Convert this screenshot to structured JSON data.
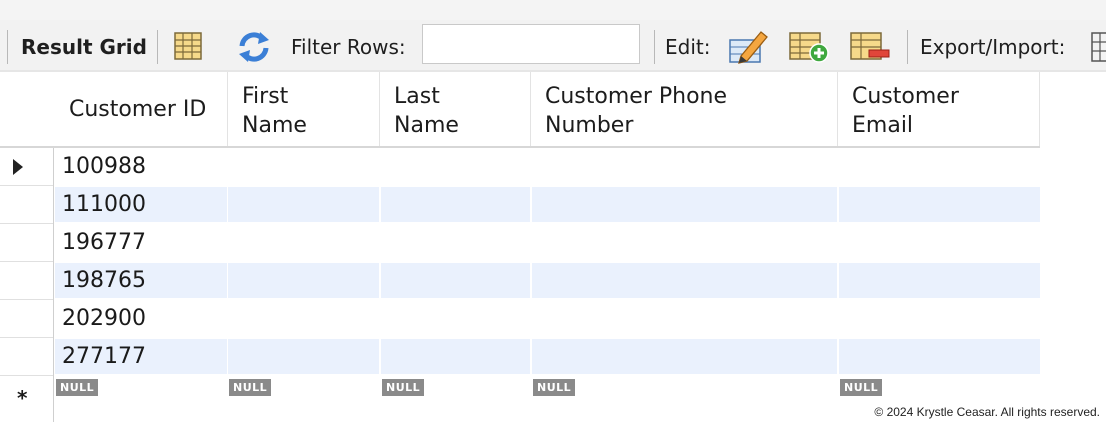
{
  "toolbar": {
    "result_grid_label": "Result Grid",
    "filter_rows_label": "Filter Rows:",
    "filter_rows_value": "",
    "edit_label": "Edit:",
    "export_import_label": "Export/Import:"
  },
  "grid": {
    "columns": [
      "Customer ID",
      "First\nName",
      "Last\nName",
      "Customer Phone\nNumber",
      "Customer\nEmail"
    ],
    "rows": [
      [
        "100988",
        "",
        "",
        "",
        ""
      ],
      [
        "111000",
        "",
        "",
        "",
        ""
      ],
      [
        "196777",
        "",
        "",
        "",
        ""
      ],
      [
        "198765",
        "",
        "",
        "",
        ""
      ],
      [
        "202900",
        "",
        "",
        "",
        ""
      ],
      [
        "277177",
        "",
        "",
        "",
        ""
      ]
    ],
    "new_row_marker": "*",
    "new_row_values": [
      "NULL",
      "NULL",
      "NULL",
      "NULL",
      "NULL"
    ]
  },
  "icons": {
    "grid_view": "grid-view-icon",
    "refresh": "refresh-icon",
    "edit_row": "edit-pencil-icon",
    "add_row": "add-row-icon",
    "delete_row": "delete-row-icon",
    "export_grid": "export-grid-icon"
  },
  "colors": {
    "alt_row": "#eaf1fd",
    "null_badge": "#8a8a8a",
    "toolbar_bg": "#f2f2f2"
  },
  "footer": {
    "copyright": "© 2024 Krystle Ceasar. All rights reserved."
  }
}
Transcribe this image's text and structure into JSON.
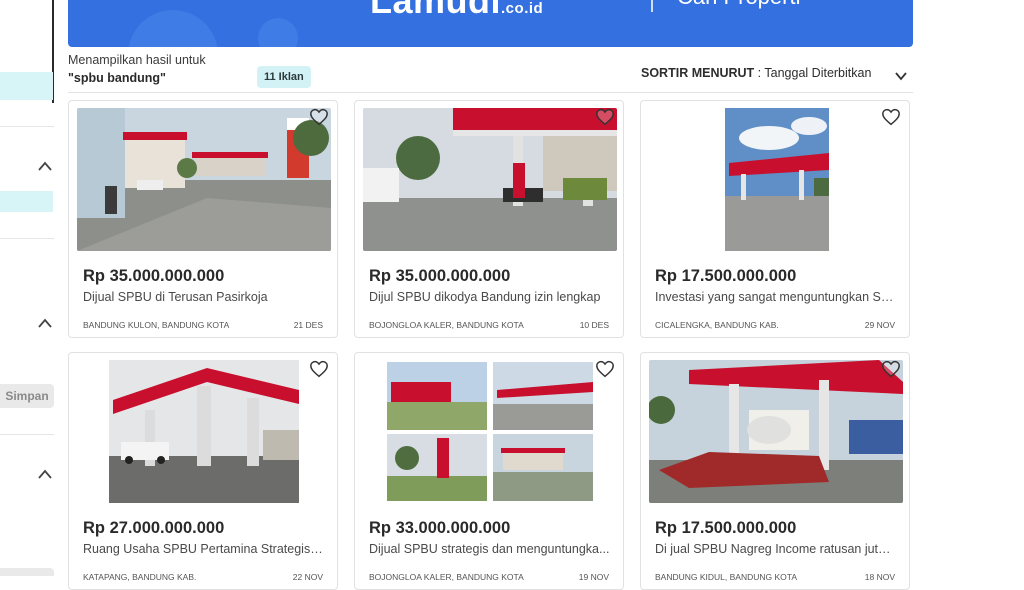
{
  "sidebar": {
    "save_label": "Simpan"
  },
  "banner": {
    "logo_main": "Lamudi",
    "logo_domain": ".co.id",
    "tagline": "Cari Properti"
  },
  "results": {
    "showing_label": "Menampilkan hasil untuk",
    "query": "\"spbu bandung\"",
    "count_badge": "11 Iklan"
  },
  "sort": {
    "label": "SORTIR MENURUT",
    "separator": " : ",
    "value": "Tanggal Diterbitkan"
  },
  "listings": [
    {
      "price": "Rp 35.000.000.000",
      "title": "Dijual SPBU di Terusan Pasirkoja",
      "location": "BANDUNG KULON, BANDUNG KOTA",
      "date": "21 DES"
    },
    {
      "price": "Rp 35.000.000.000",
      "title": "Dijul SPBU dikodya Bandung izin lengkap",
      "location": "BOJONGLOA KALER, BANDUNG KOTA",
      "date": "10 DES"
    },
    {
      "price": "Rp 17.500.000.000",
      "title": "Investasi yang sangat menguntungkan Sp...",
      "location": "CICALENGKA, BANDUNG KAB.",
      "date": "29 NOV"
    },
    {
      "price": "Rp 27.000.000.000",
      "title": "Ruang Usaha SPBU Pertamina Strategis d...",
      "location": "KATAPANG, BANDUNG KAB.",
      "date": "22 NOV"
    },
    {
      "price": "Rp 33.000.000.000",
      "title": "Dijual SPBU strategis dan menguntungka...",
      "location": "BOJONGLOA KALER, BANDUNG KOTA",
      "date": "19 NOV"
    },
    {
      "price": "Rp 17.500.000.000",
      "title": "Di jual SPBU Nagreg Income ratusan juta ...",
      "location": "BANDUNG KIDUL, BANDUNG KOTA",
      "date": "18 NOV"
    }
  ],
  "colors": {
    "brand_blue": "#3470e0",
    "badge_bg": "#d3f2f5",
    "canopy_red": "#c8102e"
  }
}
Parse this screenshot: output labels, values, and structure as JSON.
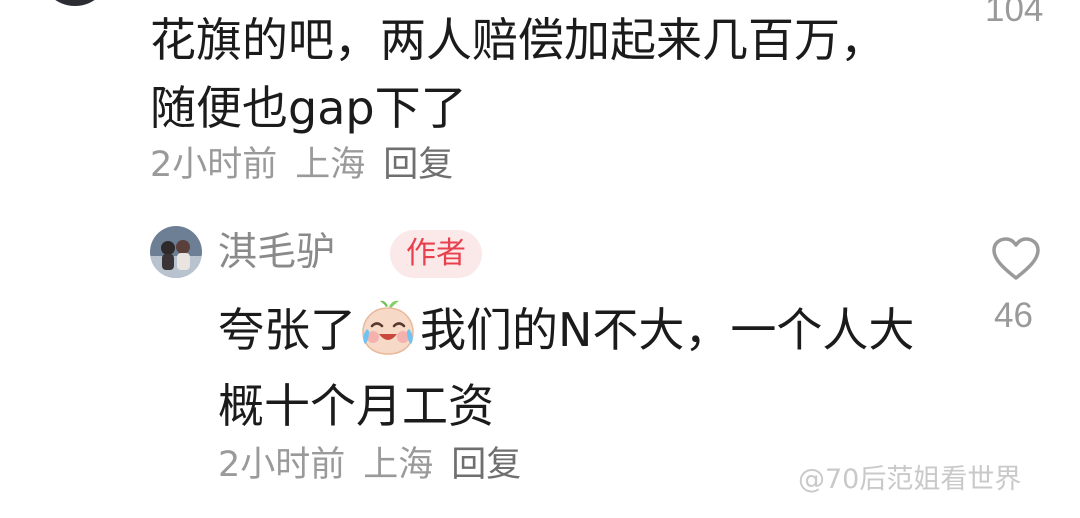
{
  "top_comment": {
    "text": "花旗的吧，两人赔偿加起来几百万，随便也gap下了",
    "time": "2小时前",
    "location": "上海",
    "reply_label": "回复",
    "like_count": "104"
  },
  "reply_comment": {
    "author_name": "淇毛驴",
    "author_badge": "作者",
    "text_before_emoji": "夸张了",
    "emoji": "laughing-crying-peach-emoji",
    "text_after_emoji": "我们的N不大，一个人大概十个月工资",
    "time": "2小时前",
    "location": "上海",
    "reply_label": "回复",
    "like_count": "46"
  },
  "watermark": "@70后范姐看世界",
  "colors": {
    "text_primary": "#1b1b1b",
    "text_secondary": "#9a9a9a",
    "badge_text": "#e8404e",
    "badge_bg": "#fbe9ea"
  }
}
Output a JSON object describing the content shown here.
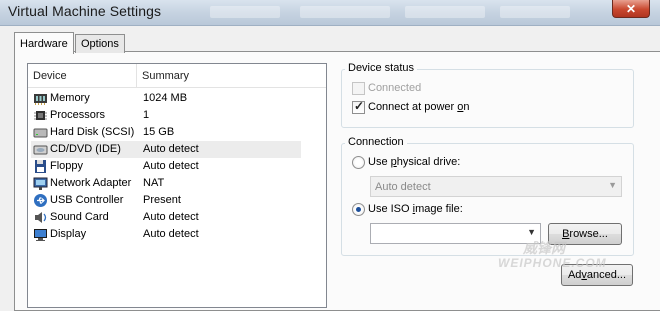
{
  "window": {
    "title": "Virtual Machine Settings",
    "close_symbol": "✕"
  },
  "tabs": [
    {
      "label": "Hardware",
      "active": true
    },
    {
      "label": "Options",
      "active": false
    }
  ],
  "device_list": {
    "columns": [
      "Device",
      "Summary"
    ],
    "rows": [
      {
        "device": "Memory",
        "summary": "1024 MB",
        "icon": "memory-icon"
      },
      {
        "device": "Processors",
        "summary": "1",
        "icon": "processor-icon"
      },
      {
        "device": "Hard Disk (SCSI)",
        "summary": "15 GB",
        "icon": "hard-disk-icon"
      },
      {
        "device": "CD/DVD (IDE)",
        "summary": "Auto detect",
        "icon": "cd-dvd-icon",
        "selected": true
      },
      {
        "device": "Floppy",
        "summary": "Auto detect",
        "icon": "floppy-icon"
      },
      {
        "device": "Network Adapter",
        "summary": "NAT",
        "icon": "network-icon"
      },
      {
        "device": "USB Controller",
        "summary": "Present",
        "icon": "usb-icon"
      },
      {
        "device": "Sound Card",
        "summary": "Auto detect",
        "icon": "sound-icon"
      },
      {
        "device": "Display",
        "summary": "Auto detect",
        "icon": "display-icon"
      }
    ]
  },
  "device_status": {
    "group_label": "Device status",
    "connected_label": "Connected",
    "connected_checked": false,
    "connected_disabled": true,
    "connect_power_label_pre": "Connect at power ",
    "connect_power_label_u": "o",
    "connect_power_label_post": "n",
    "connect_power_checked": true
  },
  "connection": {
    "group_label": "Connection",
    "physical_pre": "Use ",
    "physical_u": "p",
    "physical_post": "hysical drive:",
    "physical_selected": false,
    "physical_value": "Auto detect",
    "iso_pre": "Use ISO ",
    "iso_u": "i",
    "iso_post": "mage file:",
    "iso_selected": true,
    "iso_value": "",
    "browse_pre": "",
    "browse_u": "B",
    "browse_post": "rowse...",
    "advanced_pre": "Ad",
    "advanced_u": "v",
    "advanced_post": "anced..."
  },
  "watermark": {
    "text_top": "威锋网",
    "text_bottom": "WEIPHONE.COM"
  },
  "colors": {
    "selected_row": "#ececec",
    "radio_dot": "#1d4f9a"
  }
}
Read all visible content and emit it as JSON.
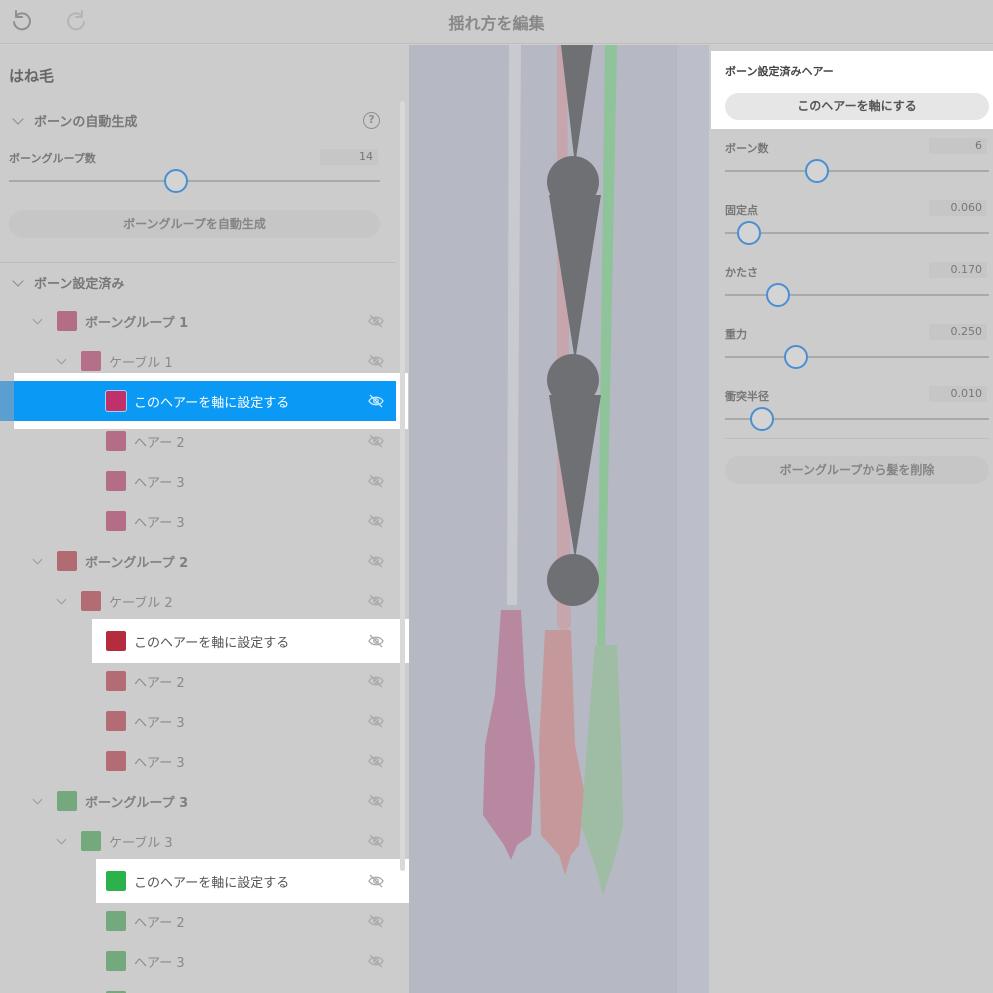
{
  "header": {
    "title": "揺れ方を編集",
    "undo_icon": "undo-icon",
    "redo_icon": "redo-icon"
  },
  "left_panel": {
    "title": "はね毛",
    "auto_section": {
      "label": "ボーンの自動生成",
      "help_glyph": "?",
      "bone_group_count_label": "ボーングループ数",
      "bone_group_count_value": "14",
      "bone_group_count_level": 0.45,
      "generate_button": "ボーングループを自動生成"
    },
    "configured_section": {
      "label": "ボーン設定済み"
    },
    "tree": [
      {
        "kind": "group",
        "label": "ボーングループ 1",
        "color": "#b46d87"
      },
      {
        "kind": "cable",
        "label": "ケーブル 1",
        "color": "#b47088"
      },
      {
        "kind": "hair",
        "label": "このヘアーを軸に設定する",
        "color": "#c0306a",
        "highlight": "blue"
      },
      {
        "kind": "hair",
        "label": "ヘアー 2",
        "color": "#b36d86"
      },
      {
        "kind": "hair",
        "label": "ヘアー 3",
        "color": "#b36d86"
      },
      {
        "kind": "hair",
        "label": "ヘアー 3",
        "color": "#b36d86"
      },
      {
        "kind": "group",
        "label": "ボーングループ 2",
        "color": "#b36b72"
      },
      {
        "kind": "cable",
        "label": "ケーブル 2",
        "color": "#b36c73"
      },
      {
        "kind": "hair",
        "label": "このヘアーを軸に設定する",
        "color": "#b52c3e",
        "highlight": "white"
      },
      {
        "kind": "hair",
        "label": "ヘアー 2",
        "color": "#b36c73"
      },
      {
        "kind": "hair",
        "label": "ヘアー 3",
        "color": "#b36c73"
      },
      {
        "kind": "hair",
        "label": "ヘアー 3",
        "color": "#b36c73"
      },
      {
        "kind": "group",
        "label": "ボーングループ 3",
        "color": "#74a97e"
      },
      {
        "kind": "cable",
        "label": "ケーブル 3",
        "color": "#74a97e"
      },
      {
        "kind": "hair",
        "label": "このヘアーを軸に設定する",
        "color": "#2bb24a",
        "highlight": "white"
      },
      {
        "kind": "hair",
        "label": "ヘアー 2",
        "color": "#74a97e"
      },
      {
        "kind": "hair",
        "label": "ヘアー 3",
        "color": "#74a97e"
      },
      {
        "kind": "hair",
        "label": "",
        "color": "#74a97e"
      }
    ]
  },
  "right_panel": {
    "title": "ボーン設定済みヘアー",
    "axis_button": "このヘアーを軸にする",
    "params": [
      {
        "label": "ボーン数",
        "value": "6",
        "level": 0.35
      },
      {
        "label": "固定点",
        "value": "0.060",
        "level": 0.09
      },
      {
        "label": "かたさ",
        "value": "0.170",
        "level": 0.2
      },
      {
        "label": "重力",
        "value": "0.250",
        "level": 0.27
      },
      {
        "label": "衝突半径",
        "value": "0.010",
        "level": 0.14
      }
    ],
    "remove_button": "ボーングループから髪を削除"
  },
  "colors": {
    "accent_blue": "#0a9af5",
    "slider_knob_border": "#4a8fd2",
    "bone_gray": "#6f7074"
  }
}
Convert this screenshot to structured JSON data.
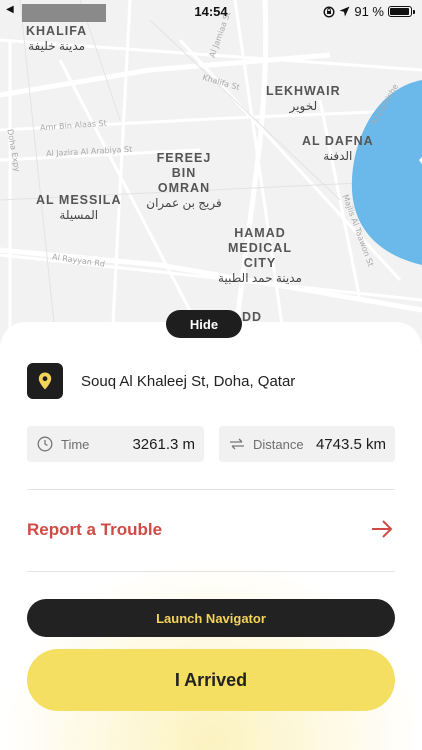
{
  "status_bar": {
    "back_glyph": "◀",
    "time": "14:54",
    "battery_text": "91 %",
    "icons": [
      "screen-lock-rotation-icon",
      "location-arrow-icon",
      "battery-icon"
    ]
  },
  "map": {
    "areas": [
      {
        "en": "KHALIFA",
        "ar": "مدينة خليفة"
      },
      {
        "en": "LEKHWAIR",
        "ar": "لخوير"
      },
      {
        "en": "AL DAFNA",
        "ar": "الدفنة"
      },
      {
        "en": "FEREEJ BIN OMRAN",
        "ar": "فريج بن عمران"
      },
      {
        "en": "AL MESSILA",
        "ar": "المسيلة"
      },
      {
        "en": "HAMAD MEDICAL CITY",
        "ar": "مدينة حمد الطبية"
      },
      {
        "en": "DD",
        "ar": ""
      }
    ],
    "streets": [
      "Al Jamiaa St",
      "Khalifa St",
      "Amr Bin Alaas St",
      "Al Jazira Al Arabiya St",
      "Doha Expy",
      "Al Rayyan Rd",
      "Al Corniche",
      "Majlis Al Taawon St"
    ],
    "colors": {
      "land": "#f2f2f2",
      "water": "#6ab9ea",
      "road": "#ffffff"
    }
  },
  "sheet": {
    "hide_label": "Hide",
    "address": "Souq Al Khaleej St, Doha, Qatar",
    "time_label": "Time",
    "time_value": "3261.3 m",
    "distance_label": "Distance",
    "distance_value": "4743.5 km",
    "report_label": "Report a Trouble",
    "navigator_label": "Launch Navigator",
    "arrived_label": "I Arrived"
  },
  "colors": {
    "accent_yellow": "#f4df63",
    "danger": "#cf4b45",
    "dark": "#1e1e1e"
  }
}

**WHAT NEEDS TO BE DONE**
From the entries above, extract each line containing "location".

**OUTPUT FOR THIS EXERCISE**
      "location": "BANDUNG KULON, BANDUNG KOTA",
      "location": "BOJONGLOA KALER, BANDUNG KOTA",
      "location": "CICALENGKA, BANDUNG KAB.",
      "location": "KATAPANG, BANDUNG KAB.",
      "location": "BOJONGLOA KALER, BANDUNG KOTA",
      "location": "BANDUNG KIDUL, BANDUNG KOTA",
    "location": "上海",
    "location": "上海",
      "location-arrow-icon",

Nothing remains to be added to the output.